Extracted material Block Start

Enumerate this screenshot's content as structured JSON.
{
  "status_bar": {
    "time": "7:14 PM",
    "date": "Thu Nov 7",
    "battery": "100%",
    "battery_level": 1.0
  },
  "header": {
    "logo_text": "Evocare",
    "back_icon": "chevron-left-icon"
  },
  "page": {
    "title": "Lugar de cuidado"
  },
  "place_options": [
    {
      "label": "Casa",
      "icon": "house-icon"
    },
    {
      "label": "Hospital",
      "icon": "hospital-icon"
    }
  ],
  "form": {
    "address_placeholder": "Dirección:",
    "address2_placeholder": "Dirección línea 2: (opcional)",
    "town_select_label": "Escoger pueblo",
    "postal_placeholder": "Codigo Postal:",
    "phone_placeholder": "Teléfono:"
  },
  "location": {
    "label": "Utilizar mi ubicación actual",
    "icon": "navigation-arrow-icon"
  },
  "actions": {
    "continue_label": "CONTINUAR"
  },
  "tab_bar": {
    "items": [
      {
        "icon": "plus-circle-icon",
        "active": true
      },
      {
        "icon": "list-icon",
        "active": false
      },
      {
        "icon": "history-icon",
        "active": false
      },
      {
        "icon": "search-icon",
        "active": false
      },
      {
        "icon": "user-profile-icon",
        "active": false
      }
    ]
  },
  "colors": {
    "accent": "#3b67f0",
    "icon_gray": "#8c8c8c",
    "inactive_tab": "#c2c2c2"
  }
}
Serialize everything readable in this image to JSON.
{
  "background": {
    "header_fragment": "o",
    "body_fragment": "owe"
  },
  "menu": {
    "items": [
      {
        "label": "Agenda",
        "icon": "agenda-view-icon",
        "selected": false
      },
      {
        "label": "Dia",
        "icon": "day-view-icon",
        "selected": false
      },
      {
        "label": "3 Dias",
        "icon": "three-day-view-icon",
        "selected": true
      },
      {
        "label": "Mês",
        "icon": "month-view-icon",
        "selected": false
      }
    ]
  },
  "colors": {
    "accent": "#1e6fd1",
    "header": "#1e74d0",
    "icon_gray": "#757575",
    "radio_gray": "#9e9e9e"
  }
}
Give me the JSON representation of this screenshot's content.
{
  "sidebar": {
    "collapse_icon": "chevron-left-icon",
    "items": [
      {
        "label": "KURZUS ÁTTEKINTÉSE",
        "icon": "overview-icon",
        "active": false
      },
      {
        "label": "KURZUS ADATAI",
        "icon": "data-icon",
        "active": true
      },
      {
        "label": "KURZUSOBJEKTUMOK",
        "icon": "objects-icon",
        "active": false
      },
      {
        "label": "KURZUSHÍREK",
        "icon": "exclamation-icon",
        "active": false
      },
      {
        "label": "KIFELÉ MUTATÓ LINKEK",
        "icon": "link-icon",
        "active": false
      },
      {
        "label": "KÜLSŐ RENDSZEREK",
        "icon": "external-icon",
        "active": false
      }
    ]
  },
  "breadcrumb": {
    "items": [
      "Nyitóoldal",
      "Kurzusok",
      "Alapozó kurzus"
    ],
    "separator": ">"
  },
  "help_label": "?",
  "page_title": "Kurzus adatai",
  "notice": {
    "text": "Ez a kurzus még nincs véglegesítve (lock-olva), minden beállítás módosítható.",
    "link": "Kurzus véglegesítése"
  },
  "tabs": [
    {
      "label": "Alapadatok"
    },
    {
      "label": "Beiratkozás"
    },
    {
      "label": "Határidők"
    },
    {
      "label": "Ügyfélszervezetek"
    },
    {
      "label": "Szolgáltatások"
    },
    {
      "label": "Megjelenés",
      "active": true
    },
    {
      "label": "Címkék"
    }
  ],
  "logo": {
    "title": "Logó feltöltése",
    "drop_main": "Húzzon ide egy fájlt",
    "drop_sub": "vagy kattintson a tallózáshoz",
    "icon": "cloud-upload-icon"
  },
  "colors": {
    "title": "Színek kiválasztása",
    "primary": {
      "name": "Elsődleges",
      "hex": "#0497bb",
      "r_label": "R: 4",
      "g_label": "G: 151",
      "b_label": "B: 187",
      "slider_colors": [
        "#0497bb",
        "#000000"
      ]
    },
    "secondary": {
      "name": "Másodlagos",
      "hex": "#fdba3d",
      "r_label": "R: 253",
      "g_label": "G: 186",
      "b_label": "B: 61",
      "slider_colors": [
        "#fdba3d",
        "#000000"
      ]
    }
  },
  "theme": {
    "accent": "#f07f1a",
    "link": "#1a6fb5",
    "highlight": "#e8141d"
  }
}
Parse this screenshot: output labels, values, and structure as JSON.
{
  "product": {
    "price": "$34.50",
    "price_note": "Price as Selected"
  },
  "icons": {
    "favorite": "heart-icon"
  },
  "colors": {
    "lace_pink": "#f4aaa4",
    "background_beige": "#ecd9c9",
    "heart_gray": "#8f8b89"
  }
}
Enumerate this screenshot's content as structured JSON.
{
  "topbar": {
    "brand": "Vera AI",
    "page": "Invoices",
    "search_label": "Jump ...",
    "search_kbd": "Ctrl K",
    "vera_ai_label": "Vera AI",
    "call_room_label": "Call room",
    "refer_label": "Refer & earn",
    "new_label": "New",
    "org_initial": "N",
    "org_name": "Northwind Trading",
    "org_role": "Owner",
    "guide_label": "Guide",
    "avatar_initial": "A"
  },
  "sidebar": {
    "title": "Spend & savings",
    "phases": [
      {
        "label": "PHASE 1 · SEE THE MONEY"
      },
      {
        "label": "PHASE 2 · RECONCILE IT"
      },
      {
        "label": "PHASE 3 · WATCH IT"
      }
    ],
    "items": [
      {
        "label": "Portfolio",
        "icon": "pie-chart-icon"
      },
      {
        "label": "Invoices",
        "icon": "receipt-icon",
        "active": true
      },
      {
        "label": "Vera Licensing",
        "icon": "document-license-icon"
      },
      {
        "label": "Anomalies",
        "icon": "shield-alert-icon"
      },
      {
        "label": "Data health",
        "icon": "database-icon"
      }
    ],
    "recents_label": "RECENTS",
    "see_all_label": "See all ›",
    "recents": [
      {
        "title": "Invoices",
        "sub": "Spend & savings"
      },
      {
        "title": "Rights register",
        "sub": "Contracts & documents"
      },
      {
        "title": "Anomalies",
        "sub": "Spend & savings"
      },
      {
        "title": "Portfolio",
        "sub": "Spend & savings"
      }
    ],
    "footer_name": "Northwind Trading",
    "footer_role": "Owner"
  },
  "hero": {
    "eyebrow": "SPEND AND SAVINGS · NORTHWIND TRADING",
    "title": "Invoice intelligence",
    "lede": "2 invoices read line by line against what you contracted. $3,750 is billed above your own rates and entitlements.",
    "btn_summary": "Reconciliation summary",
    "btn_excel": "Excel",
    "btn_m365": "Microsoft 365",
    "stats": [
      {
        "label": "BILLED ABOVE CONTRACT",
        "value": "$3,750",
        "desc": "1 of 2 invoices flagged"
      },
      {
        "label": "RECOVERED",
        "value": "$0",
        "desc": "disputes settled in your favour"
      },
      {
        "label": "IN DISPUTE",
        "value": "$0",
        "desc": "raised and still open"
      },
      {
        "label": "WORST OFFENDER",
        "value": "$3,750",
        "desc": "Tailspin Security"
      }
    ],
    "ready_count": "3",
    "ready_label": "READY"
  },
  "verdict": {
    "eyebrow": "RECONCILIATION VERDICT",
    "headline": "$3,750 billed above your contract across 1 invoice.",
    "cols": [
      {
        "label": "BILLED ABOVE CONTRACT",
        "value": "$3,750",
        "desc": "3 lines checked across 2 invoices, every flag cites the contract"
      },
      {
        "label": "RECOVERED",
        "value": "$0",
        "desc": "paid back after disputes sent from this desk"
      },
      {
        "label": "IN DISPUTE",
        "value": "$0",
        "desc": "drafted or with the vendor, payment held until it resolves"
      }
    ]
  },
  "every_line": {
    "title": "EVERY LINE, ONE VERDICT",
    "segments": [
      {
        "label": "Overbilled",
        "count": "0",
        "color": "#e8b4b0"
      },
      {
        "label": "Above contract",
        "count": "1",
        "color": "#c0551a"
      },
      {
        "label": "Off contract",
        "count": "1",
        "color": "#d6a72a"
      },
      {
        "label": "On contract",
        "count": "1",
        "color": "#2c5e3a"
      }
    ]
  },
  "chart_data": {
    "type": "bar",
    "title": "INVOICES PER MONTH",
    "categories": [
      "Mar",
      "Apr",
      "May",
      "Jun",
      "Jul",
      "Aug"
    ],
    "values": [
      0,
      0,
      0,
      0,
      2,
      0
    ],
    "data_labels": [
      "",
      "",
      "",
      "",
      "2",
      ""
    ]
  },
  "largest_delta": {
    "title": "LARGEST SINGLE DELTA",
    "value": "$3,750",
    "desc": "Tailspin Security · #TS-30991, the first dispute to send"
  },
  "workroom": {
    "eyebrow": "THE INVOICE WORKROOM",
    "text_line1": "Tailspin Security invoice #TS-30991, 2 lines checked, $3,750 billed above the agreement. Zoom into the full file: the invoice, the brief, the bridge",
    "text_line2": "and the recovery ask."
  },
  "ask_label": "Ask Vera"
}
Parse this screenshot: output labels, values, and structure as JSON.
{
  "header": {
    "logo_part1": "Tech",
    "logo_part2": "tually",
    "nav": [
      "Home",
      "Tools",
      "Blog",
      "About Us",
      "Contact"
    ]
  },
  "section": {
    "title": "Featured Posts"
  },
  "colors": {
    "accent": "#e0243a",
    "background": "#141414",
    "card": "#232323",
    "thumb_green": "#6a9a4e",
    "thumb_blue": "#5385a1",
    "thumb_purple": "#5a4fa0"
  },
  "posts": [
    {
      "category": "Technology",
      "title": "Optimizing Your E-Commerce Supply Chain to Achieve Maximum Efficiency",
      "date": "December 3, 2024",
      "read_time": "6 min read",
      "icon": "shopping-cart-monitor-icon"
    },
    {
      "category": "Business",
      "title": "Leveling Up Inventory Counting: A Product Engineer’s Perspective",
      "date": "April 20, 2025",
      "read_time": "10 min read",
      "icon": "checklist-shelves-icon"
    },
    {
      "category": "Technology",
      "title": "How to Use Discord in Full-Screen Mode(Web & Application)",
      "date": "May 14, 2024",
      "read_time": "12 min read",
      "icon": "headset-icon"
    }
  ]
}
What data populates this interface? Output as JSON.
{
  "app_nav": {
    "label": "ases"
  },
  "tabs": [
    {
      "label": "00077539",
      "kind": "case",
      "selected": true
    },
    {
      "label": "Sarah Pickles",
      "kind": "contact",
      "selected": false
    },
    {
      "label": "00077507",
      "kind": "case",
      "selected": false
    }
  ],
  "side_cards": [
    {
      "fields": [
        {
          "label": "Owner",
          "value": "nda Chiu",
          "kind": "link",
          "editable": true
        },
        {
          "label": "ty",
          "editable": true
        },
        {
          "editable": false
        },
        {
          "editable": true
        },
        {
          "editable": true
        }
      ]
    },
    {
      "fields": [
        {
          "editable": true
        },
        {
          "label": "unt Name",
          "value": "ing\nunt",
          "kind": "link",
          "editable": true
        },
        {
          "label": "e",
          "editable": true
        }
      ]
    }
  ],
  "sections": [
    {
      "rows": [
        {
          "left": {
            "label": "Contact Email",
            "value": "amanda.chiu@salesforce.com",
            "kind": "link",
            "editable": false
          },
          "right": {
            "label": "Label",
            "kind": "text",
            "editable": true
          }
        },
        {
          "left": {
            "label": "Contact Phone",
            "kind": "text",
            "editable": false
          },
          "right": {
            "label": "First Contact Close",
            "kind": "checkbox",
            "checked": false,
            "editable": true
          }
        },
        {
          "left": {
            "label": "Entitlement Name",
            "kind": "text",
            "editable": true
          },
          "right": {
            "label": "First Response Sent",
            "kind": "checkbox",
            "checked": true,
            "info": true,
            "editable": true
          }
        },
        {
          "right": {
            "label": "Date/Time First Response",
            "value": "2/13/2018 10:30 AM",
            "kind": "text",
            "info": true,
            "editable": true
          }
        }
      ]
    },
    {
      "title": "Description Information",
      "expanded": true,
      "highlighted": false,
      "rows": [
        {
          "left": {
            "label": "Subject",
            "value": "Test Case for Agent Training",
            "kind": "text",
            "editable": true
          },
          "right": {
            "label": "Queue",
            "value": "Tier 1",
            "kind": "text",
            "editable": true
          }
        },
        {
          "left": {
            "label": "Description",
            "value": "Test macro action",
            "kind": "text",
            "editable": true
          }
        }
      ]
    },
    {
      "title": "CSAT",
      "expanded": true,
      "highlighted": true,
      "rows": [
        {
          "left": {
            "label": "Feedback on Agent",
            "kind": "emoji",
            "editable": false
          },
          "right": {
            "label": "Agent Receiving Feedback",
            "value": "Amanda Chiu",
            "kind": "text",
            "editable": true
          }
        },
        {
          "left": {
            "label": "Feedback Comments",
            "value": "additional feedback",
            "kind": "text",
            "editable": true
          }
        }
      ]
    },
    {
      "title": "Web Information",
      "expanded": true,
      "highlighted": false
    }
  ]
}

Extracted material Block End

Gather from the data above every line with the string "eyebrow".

# Task answer:
    "eyebrow": "SPEND AND SAVINGS · NORTHWIND TRADING",
    "eyebrow": "RECONCILIATION VERDICT",
    "eyebrow": "THE INVOICE WORKROOM",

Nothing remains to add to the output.